This is not to say, in any way, that China will emulate Japan by invading other countries or establishing colonies. This is out of the question; and any suggestion that China is intent on such a course only feeds a prideful defensiveness on the part of the Chinese people.
Nonetheless, Chinese moves in recent years to establish territorial zones in and around disputed islands, and its policies of accommodation with dubious regimes such as those in Sudan and Myanmar, for instance, can be seen in light of the country's hunger for resources. (China does not go nearly as far as the U.S., however, in launching pre-emptive foreign wars in order to control access to resources.)
But the most crucial and potentially nefarious aspect of comparison between contemporary China and Japan in the 1930s centers on their respective populaces and media. The comparison is eerie.
As the foreign policy of Japan became increasingly aggressive in the 1930s in support of military adventures in Asia, the attacks on dissenting intellectuals became more blatant and vicious. The government began to detain activists, break up their public and private meetings and destroy their organs of communication. The antifascist journal Sekai Bunka (World Culture) was shut down in November 1937 and its editors, who were teachers at Kyoto Imperial University (now Kyoto University), were arrested. The government imposed severe penalties on anyone they deemed to have revealed "state secrets" — which included any item of information deemed to cast a dim light on official policy.
Meanwhile, spying on civilians, particularly on dissidents in all walks of life, was rampant. Censorship was so brazen that the censors did not even bother to hide the traces of their work, which remained in the body of the censored articles for all to see.
Intimidation is the crux of oppression. In order to intimidate and terrify a populace, you need to be seen to intimidate and terrify them.
If the above, which relates to prewar Japan, sounds familiar, then it should stand as a warning to Chinese authorities that the censoring of dissent, the intimidation of supporters of intellectual freedom and human rights, and the marginalization of any and all opposition, are harbingers of disaster.
A robust economy can only continue to thrive if it is supported by a robust public debate.

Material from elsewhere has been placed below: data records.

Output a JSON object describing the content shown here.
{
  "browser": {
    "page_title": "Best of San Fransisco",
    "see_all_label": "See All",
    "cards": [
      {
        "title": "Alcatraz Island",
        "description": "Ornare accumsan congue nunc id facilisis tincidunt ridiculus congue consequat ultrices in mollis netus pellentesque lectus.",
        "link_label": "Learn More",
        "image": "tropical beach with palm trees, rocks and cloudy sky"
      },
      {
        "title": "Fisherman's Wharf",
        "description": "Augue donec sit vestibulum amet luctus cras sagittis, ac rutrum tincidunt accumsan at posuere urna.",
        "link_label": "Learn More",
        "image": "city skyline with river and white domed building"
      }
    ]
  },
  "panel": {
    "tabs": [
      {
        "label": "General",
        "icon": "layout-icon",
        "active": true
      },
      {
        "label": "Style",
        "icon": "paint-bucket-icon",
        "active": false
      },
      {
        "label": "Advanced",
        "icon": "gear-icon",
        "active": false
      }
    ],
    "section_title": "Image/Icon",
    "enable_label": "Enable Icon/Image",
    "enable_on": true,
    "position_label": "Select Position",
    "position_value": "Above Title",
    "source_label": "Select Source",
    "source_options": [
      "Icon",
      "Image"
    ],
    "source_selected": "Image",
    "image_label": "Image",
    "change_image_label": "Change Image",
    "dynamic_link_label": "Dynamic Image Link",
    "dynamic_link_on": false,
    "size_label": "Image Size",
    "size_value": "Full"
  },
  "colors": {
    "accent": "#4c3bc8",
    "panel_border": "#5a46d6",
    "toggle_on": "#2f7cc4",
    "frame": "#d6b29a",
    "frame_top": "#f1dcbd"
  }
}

Quashing that debate merely has the effect of laying a polished veneer on top of rotten wood: The decaying structure will eventually collapse under its own weight.
The ultimate danger lies with the people themselves. Once dissent was crushed in Japan, its people were led to display an unashamed frenzy for chauvinist policy. Even moderate leaders in the government were silenced by the arrogance of a belligerent mass of people indoctrinated by cowering intellectuals and sycophantic journalists. In other words, the government itself fell victim to the unrestrainable masses, who sent their young men off to war with the pride of the nation bundled in their little kit bags.
In the decade to come, the political leaders of China may find that the masses whose support they manipulate and rely on might ally themselves with the more aggressive elements in the military and force their hand into rash action.
Release dissidents, beginning with Noble Peace Prize laureate Liu Xiaobo; ease controls over all forms of the media, including the Internet; and allow a hundred flowers of debate to bloom and remain in bloom . . . or else China will, like Japan once did, end up with a populace uneducated in the forum of democratic thought.
History has shown that forum to be a nation's most dangerous and unpredictable place — a place where, paradoxically, leaders who once were in charge find themselves at the mercy of a monster of their own creation.